  2. Calculate the cost of ownership. Include gasoline, insurance, repairs, and maintenance. Independent auto websites can provide the general costs of ownership. Ask your insurance agent for an estimate based on the make and model of the car(s) you have in mind.
  3. Get preapproved for a loan. Compare rates and terms, then submit a loan application with a credit union, bank, or an online lender. Having financing in hand tells dealers you’re ready to buy.
  4. Shop around. If you have a dealership you trust, you’re another step closer to finding a vehicle. If you don’t know which dealerships to visit, try online dealer locators.
  5. Go for a test drive. When you’re ready, test drive a few cars. Let the salesperson know that you are gathering information before making a final decision.

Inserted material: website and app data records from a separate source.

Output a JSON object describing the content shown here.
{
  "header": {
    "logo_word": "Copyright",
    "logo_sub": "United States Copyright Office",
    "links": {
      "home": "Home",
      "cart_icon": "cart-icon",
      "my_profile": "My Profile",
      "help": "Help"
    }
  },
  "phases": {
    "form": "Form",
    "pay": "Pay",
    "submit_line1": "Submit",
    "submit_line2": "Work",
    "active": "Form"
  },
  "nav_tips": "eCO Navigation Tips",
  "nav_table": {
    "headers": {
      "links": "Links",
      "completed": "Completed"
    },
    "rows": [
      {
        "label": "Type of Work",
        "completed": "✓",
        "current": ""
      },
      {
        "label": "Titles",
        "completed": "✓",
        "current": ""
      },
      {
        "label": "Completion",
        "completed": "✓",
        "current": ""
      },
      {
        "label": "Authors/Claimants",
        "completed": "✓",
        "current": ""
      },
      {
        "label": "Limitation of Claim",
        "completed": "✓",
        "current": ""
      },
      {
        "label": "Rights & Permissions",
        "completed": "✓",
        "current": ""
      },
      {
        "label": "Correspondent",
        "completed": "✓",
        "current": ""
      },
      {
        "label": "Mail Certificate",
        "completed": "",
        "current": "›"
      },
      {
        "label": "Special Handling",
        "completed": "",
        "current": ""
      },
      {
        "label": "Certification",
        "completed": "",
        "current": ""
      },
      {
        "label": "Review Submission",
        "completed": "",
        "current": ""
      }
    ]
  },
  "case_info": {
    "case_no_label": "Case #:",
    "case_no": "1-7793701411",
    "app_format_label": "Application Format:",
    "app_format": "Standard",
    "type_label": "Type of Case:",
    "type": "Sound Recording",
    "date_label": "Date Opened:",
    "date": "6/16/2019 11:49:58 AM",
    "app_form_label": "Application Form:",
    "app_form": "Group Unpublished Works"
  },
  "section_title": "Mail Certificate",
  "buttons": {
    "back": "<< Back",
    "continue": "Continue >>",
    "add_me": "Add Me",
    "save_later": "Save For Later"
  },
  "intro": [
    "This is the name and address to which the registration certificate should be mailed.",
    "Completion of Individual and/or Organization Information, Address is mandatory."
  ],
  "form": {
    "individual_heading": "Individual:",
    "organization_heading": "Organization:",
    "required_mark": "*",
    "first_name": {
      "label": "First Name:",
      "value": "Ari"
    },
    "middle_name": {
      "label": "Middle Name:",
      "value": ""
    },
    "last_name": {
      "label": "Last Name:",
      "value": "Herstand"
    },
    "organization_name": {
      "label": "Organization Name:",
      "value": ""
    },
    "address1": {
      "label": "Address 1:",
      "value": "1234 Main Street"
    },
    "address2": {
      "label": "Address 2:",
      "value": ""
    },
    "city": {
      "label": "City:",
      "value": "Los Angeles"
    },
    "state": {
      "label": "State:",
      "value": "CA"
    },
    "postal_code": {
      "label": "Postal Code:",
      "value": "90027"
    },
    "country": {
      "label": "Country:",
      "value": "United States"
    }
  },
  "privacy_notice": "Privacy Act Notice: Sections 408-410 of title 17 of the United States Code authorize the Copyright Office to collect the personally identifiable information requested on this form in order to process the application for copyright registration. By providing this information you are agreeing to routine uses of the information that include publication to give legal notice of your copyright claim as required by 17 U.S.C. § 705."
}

  6. Check under the hood. Carefully look at the car inside and out. If you’re buying a used car, request a Carfax report and take it to a trusted auto mechanic for a thorough inspection.
  7. Be a smart negotiator. Bring all of your research when it’s time to talk about price. Make sure the dealer isn’t inflating the price with extras you didn’t ask for.
  8. Confirm your paperwork. Check your documents carefully to be sure the final price includes everything you negotiated with the salesperson and there are no additional fees.

Enjoy your car knowing you did a great job finding the best possible deal.